## Data shown
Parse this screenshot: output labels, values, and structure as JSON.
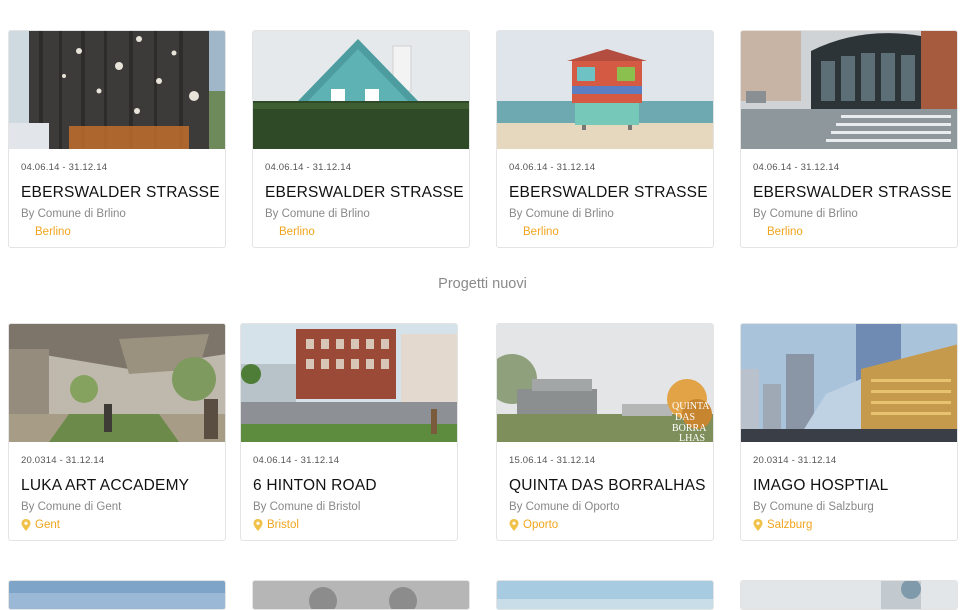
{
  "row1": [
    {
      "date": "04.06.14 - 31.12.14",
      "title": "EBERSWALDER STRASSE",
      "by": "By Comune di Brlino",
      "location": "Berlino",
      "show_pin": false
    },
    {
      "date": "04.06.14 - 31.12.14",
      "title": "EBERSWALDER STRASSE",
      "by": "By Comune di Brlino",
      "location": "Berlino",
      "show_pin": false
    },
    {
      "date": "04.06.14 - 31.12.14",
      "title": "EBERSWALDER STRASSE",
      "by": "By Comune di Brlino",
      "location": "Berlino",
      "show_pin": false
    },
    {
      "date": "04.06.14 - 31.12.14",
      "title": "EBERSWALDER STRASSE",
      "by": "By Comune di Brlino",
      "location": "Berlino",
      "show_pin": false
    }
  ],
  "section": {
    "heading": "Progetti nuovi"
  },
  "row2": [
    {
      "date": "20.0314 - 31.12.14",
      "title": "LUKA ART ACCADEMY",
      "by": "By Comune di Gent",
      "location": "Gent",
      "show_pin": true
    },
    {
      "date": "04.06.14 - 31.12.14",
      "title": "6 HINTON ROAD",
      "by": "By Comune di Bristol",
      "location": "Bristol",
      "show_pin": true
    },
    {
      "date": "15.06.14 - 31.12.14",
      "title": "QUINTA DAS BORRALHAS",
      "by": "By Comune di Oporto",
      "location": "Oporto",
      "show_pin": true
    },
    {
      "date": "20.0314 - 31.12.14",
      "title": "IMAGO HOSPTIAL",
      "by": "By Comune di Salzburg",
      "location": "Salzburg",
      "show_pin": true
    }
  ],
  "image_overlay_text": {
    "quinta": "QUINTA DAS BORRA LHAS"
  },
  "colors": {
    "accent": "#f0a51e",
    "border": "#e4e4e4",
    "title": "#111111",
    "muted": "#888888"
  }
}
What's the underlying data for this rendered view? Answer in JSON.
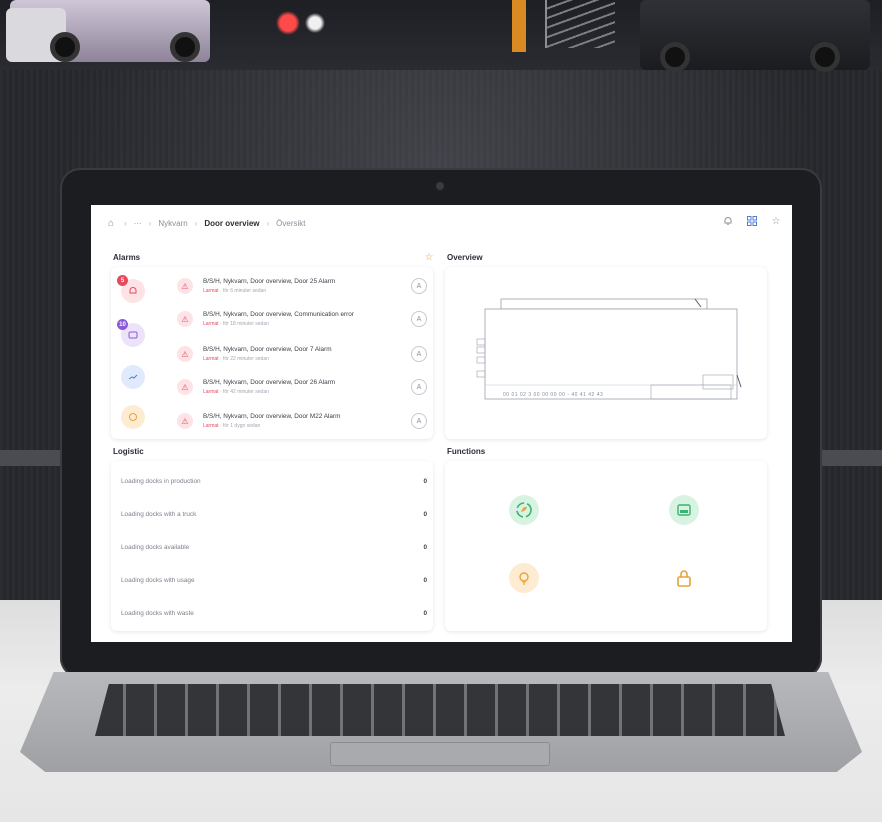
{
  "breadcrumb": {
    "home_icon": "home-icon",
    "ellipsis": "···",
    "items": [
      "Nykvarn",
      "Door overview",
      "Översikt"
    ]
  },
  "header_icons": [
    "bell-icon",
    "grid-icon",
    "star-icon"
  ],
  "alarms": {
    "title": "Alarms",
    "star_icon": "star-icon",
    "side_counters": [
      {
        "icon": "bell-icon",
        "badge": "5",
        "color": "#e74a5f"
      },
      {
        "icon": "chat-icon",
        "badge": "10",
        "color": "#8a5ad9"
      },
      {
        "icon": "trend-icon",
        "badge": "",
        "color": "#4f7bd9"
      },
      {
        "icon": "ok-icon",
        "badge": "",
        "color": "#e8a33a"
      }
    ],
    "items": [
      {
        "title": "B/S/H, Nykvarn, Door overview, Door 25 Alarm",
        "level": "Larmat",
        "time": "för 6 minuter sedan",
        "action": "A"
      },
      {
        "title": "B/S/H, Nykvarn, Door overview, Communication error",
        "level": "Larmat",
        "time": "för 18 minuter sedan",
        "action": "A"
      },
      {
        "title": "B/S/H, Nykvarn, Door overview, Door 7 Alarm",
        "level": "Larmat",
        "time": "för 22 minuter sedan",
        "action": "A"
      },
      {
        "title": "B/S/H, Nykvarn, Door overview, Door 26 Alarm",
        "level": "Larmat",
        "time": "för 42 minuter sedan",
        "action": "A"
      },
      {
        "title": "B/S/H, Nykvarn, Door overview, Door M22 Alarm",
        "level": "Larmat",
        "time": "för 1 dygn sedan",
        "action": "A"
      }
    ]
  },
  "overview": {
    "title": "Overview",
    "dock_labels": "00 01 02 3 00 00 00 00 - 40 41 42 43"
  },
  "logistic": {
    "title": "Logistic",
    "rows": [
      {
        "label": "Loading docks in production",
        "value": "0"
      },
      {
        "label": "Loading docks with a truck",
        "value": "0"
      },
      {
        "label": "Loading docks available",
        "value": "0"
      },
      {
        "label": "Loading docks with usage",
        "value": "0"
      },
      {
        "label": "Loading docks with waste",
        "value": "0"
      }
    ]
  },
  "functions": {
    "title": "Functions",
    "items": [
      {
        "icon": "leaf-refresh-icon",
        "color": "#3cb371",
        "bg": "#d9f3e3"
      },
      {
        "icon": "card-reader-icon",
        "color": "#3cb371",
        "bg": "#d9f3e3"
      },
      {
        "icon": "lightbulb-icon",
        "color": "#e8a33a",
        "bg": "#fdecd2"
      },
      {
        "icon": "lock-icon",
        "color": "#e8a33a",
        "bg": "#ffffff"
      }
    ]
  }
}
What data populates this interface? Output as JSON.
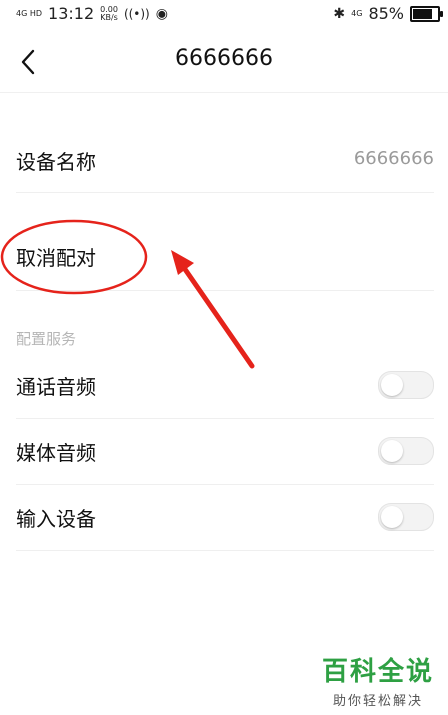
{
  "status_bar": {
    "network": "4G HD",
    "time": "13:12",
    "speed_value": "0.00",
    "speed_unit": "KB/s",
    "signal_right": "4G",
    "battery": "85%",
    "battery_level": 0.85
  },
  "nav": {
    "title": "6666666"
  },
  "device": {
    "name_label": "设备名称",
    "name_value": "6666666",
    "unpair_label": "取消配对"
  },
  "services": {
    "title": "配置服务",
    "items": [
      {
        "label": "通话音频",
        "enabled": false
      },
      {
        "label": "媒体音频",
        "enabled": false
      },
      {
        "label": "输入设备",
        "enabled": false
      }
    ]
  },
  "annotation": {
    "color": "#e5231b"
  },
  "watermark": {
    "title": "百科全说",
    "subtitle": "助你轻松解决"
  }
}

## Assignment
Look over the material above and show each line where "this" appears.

## Exercise result
Parse this screenshot: output labels, values, and structure as JSON.
What's the underlying data for this rendered view? Answer in JSON.
What data populates this interface? Output as JSON.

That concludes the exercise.